▶ **Dataset entries**
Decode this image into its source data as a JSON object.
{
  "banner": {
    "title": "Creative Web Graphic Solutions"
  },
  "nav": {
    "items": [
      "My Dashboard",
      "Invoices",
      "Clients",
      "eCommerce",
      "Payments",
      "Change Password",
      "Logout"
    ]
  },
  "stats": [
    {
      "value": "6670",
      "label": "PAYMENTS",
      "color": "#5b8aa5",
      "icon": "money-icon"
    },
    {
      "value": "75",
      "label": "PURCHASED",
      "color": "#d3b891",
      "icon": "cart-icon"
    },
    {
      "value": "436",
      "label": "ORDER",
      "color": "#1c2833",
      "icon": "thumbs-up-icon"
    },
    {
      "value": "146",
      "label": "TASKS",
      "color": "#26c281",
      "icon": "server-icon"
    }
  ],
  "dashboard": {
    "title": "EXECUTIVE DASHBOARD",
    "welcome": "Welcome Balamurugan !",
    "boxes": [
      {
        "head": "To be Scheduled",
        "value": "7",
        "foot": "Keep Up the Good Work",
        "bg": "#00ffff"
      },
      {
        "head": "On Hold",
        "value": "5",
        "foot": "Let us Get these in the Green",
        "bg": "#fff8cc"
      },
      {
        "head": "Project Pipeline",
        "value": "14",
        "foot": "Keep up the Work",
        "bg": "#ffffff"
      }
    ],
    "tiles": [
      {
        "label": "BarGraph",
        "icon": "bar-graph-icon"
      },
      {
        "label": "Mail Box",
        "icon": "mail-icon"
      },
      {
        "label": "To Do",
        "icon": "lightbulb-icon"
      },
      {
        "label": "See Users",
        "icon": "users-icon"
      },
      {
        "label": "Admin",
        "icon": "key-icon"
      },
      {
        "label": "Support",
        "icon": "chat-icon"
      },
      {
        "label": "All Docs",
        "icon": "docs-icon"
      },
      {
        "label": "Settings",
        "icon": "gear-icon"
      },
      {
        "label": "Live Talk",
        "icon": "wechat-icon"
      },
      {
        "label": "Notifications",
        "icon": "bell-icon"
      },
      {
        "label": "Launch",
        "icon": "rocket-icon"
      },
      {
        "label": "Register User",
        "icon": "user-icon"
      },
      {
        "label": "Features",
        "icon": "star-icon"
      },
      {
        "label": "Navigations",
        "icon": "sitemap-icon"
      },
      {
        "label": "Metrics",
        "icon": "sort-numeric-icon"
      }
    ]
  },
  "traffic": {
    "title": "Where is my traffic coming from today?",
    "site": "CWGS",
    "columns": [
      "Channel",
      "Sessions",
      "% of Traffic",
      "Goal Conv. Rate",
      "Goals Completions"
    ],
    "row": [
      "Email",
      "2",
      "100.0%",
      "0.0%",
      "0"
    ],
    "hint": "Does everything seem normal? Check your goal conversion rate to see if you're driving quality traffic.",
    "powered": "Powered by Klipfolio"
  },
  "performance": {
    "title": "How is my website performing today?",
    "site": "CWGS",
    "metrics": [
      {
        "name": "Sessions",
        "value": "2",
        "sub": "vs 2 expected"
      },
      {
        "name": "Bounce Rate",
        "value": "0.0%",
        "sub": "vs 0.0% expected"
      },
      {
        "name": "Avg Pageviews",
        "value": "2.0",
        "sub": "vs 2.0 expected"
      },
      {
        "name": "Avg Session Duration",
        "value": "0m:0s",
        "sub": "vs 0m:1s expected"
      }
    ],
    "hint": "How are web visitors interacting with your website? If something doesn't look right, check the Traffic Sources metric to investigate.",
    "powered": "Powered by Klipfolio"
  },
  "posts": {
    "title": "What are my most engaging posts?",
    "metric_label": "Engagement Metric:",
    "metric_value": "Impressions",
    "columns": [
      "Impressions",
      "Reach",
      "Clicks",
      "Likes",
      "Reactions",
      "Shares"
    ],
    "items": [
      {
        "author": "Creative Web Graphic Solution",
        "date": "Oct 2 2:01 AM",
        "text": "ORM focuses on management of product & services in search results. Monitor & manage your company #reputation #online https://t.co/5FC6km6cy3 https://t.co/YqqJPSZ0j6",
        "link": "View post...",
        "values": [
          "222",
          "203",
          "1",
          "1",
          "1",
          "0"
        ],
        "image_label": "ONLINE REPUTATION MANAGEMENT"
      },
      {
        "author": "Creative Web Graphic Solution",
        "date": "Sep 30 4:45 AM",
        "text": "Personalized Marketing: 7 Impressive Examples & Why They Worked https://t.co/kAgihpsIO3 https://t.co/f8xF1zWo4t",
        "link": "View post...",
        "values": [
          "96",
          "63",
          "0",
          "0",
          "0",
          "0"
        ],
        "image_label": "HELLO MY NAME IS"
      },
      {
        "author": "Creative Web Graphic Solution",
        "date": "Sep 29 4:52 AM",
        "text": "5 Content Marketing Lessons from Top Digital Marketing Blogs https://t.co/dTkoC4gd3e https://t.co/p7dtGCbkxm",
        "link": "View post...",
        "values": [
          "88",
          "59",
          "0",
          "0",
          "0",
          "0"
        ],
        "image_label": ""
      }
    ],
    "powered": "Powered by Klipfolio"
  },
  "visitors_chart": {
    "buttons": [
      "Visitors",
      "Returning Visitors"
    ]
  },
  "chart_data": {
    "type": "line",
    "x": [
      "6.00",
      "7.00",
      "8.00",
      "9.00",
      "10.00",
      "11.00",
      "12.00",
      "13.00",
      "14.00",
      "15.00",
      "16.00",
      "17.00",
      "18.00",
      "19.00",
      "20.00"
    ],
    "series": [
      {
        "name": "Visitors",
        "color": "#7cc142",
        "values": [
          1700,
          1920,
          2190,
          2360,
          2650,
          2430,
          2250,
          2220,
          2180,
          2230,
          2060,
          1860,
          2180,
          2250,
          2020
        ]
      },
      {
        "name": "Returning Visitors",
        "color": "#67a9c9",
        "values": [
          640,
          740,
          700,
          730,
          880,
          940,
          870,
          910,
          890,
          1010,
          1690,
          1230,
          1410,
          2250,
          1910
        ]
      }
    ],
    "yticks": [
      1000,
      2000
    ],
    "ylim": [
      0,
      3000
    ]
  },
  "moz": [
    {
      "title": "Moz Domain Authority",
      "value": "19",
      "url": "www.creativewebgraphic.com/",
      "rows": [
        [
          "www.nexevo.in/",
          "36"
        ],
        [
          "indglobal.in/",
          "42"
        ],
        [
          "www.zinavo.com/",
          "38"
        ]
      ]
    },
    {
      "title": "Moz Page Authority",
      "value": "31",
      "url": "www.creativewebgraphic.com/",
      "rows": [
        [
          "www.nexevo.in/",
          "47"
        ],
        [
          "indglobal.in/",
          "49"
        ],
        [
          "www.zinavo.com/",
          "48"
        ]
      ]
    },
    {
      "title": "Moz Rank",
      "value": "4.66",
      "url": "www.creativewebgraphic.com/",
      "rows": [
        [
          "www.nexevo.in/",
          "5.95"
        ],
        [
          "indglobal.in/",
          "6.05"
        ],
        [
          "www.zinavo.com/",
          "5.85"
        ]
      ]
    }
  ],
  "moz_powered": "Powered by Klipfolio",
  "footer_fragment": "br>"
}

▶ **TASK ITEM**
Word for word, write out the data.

▶ **TASK OUTPUT**
Decode this image into its source data as a JSON object.
{
  "banner": {
    "title": "Creative Web Graphic Solutions"
  },
  "nav": {
    "items": [
      "My Dashboard",
      "Invoices",
      "Clients",
      "eCommerce",
      "Payments",
      "Change Password",
      "Logout"
    ]
  },
  "stats": [
    {
      "value": "6670",
      "label": "PAYMENTS",
      "color": "#5b8aa5",
      "icon": "money-icon"
    },
    {
      "value": "75",
      "label": "PURCHASED",
      "color": "#d3b891",
      "icon": "cart-icon"
    },
    {
      "value": "436",
      "label": "ORDER",
      "color": "#1c2833",
      "icon": "thumbs-up-icon"
    },
    {
      "value": "146",
      "label": "TASKS",
      "color": "#26c281",
      "icon": "server-icon"
    }
  ],
  "dashboard": {
    "title": "EXECUTIVE DASHBOARD",
    "welcome": "Welcome Balamurugan !",
    "boxes": [
      {
        "head": "To be Scheduled",
        "value": "7",
        "foot": "Keep Up the Good Work",
        "bg": "#00ffff"
      },
      {
        "head": "On Hold",
        "value": "5",
        "foot": "Let us Get these in the Green",
        "bg": "#fff8cc"
      },
      {
        "head": "Project Pipeline",
        "value": "14",
        "foot": "Keep up the Work",
        "bg": "#ffffff"
      }
    ],
    "tiles": [
      {
        "label": "BarGraph",
        "icon": "bar-graph-icon"
      },
      {
        "label": "Mail Box",
        "icon": "mail-icon"
      },
      {
        "label": "To Do",
        "icon": "lightbulb-icon"
      },
      {
        "label": "See Users",
        "icon": "users-icon"
      },
      {
        "label": "Admin",
        "icon": "key-icon"
      },
      {
        "label": "Support",
        "icon": "chat-icon"
      },
      {
        "label": "All Docs",
        "icon": "docs-icon"
      },
      {
        "label": "Settings",
        "icon": "gear-icon"
      },
      {
        "label": "Live Talk",
        "icon": "wechat-icon"
      },
      {
        "label": "Notifications",
        "icon": "bell-icon"
      },
      {
        "label": "Launch",
        "icon": "rocket-icon"
      },
      {
        "label": "Register User",
        "icon": "user-icon"
      },
      {
        "label": "Features",
        "icon": "star-icon"
      },
      {
        "label": "Navigations",
        "icon": "sitemap-icon"
      },
      {
        "label": "Metrics",
        "icon": "sort-numeric-icon"
      }
    ]
  },
  "traffic": {
    "title": "Where is my traffic coming from today?",
    "site": "CWGS",
    "columns": [
      "Channel",
      "Sessions",
      "% of Traffic",
      "Goal Conv. Rate",
      "Goals Completions"
    ],
    "row": [
      "Email",
      "2",
      "100.0%",
      "0.0%",
      "0"
    ],
    "hint": "Does everything seem normal? Check your goal conversion rate to see if you're driving quality traffic.",
    "powered": "Powered by Klipfolio"
  },
  "performance": {
    "title": "How is my website performing today?",
    "site": "CWGS",
    "metrics": [
      {
        "name": "Sessions",
        "value": "2",
        "sub": "vs 2 expected"
      },
      {
        "name": "Bounce Rate",
        "value": "0.0%",
        "sub": "vs 0.0% expected"
      },
      {
        "name": "Avg Pageviews",
        "value": "2.0",
        "sub": "vs 2.0 expected"
      },
      {
        "name": "Avg Session Duration",
        "value": "0m:0s",
        "sub": "vs 0m:1s expected"
      }
    ],
    "hint": "How are web visitors interacting with your website? If something doesn't look right, check the Traffic Sources metric to investigate.",
    "powered": "Powered by Klipfolio"
  },
  "posts": {
    "title": "What are my most engaging posts?",
    "metric_label": "Engagement Metric:",
    "metric_value": "Impressions",
    "columns": [
      "Impressions",
      "Reach",
      "Clicks",
      "Likes",
      "Reactions",
      "Shares"
    ],
    "items": [
      {
        "author": "Creative Web Graphic Solution",
        "date": "Oct 2 2:01 AM",
        "text": "ORM focuses on management of product & services in search results. Monitor & manage your company #reputation #online https://t.co/5FC6km6cy3 https://t.co/YqqJPSZ0j6",
        "link": "View post...",
        "values": [
          "222",
          "203",
          "1",
          "1",
          "1",
          "0"
        ],
        "image_label": "ONLINE REPUTATION MANAGEMENT"
      },
      {
        "author": "Creative Web Graphic Solution",
        "date": "Sep 30 4:45 AM",
        "text": "Personalized Marketing: 7 Impressive Examples & Why They Worked https://t.co/kAgihpsIO3 https://t.co/f8xF1zWo4t",
        "link": "View post...",
        "values": [
          "96",
          "63",
          "0",
          "0",
          "0",
          "0"
        ],
        "image_label": "HELLO MY NAME IS"
      },
      {
        "author": "Creative Web Graphic Solution",
        "date": "Sep 29 4:52 AM",
        "text": "5 Content Marketing Lessons from Top Digital Marketing Blogs https://t.co/dTkoC4gd3e https://t.co/p7dtGCbkxm",
        "link": "View post...",
        "values": [
          "88",
          "59",
          "0",
          "0",
          "0",
          "0"
        ],
        "image_label": ""
      }
    ],
    "powered": "Powered by Klipfolio"
  },
  "visitors_chart": {
    "buttons": [
      "Visitors",
      "Returning Visitors"
    ]
  },
  "chart_data": {
    "type": "line",
    "x": [
      "6.00",
      "7.00",
      "8.00",
      "9.00",
      "10.00",
      "11.00",
      "12.00",
      "13.00",
      "14.00",
      "15.00",
      "16.00",
      "17.00",
      "18.00",
      "19.00",
      "20.00"
    ],
    "series": [
      {
        "name": "Visitors",
        "color": "#7cc142",
        "values": [
          1700,
          1920,
          2190,
          2360,
          2650,
          2430,
          2250,
          2220,
          2180,
          2230,
          2060,
          1860,
          2180,
          2250,
          2020
        ]
      },
      {
        "name": "Returning Visitors",
        "color": "#67a9c9",
        "values": [
          640,
          740,
          700,
          730,
          880,
          940,
          870,
          910,
          890,
          1010,
          1690,
          1230,
          1410,
          2250,
          1910
        ]
      }
    ],
    "yticks": [
      1000,
      2000
    ],
    "ylim": [
      0,
      3000
    ]
  },
  "moz": [
    {
      "title": "Moz Domain Authority",
      "value": "19",
      "url": "www.creativewebgraphic.com/",
      "rows": [
        [
          "www.nexevo.in/",
          "36"
        ],
        [
          "indglobal.in/",
          "42"
        ],
        [
          "www.zinavo.com/",
          "38"
        ]
      ]
    },
    {
      "title": "Moz Page Authority",
      "value": "31",
      "url": "www.creativewebgraphic.com/",
      "rows": [
        [
          "www.nexevo.in/",
          "47"
        ],
        [
          "indglobal.in/",
          "49"
        ],
        [
          "www.zinavo.com/",
          "48"
        ]
      ]
    },
    {
      "title": "Moz Rank",
      "value": "4.66",
      "url": "www.creativewebgraphic.com/",
      "rows": [
        [
          "www.nexevo.in/",
          "5.95"
        ],
        [
          "indglobal.in/",
          "6.05"
        ],
        [
          "www.zinavo.com/",
          "5.85"
        ]
      ]
    }
  ],
  "moz_powered": "Powered by Klipfolio",
  "footer_fragment": "br>"
}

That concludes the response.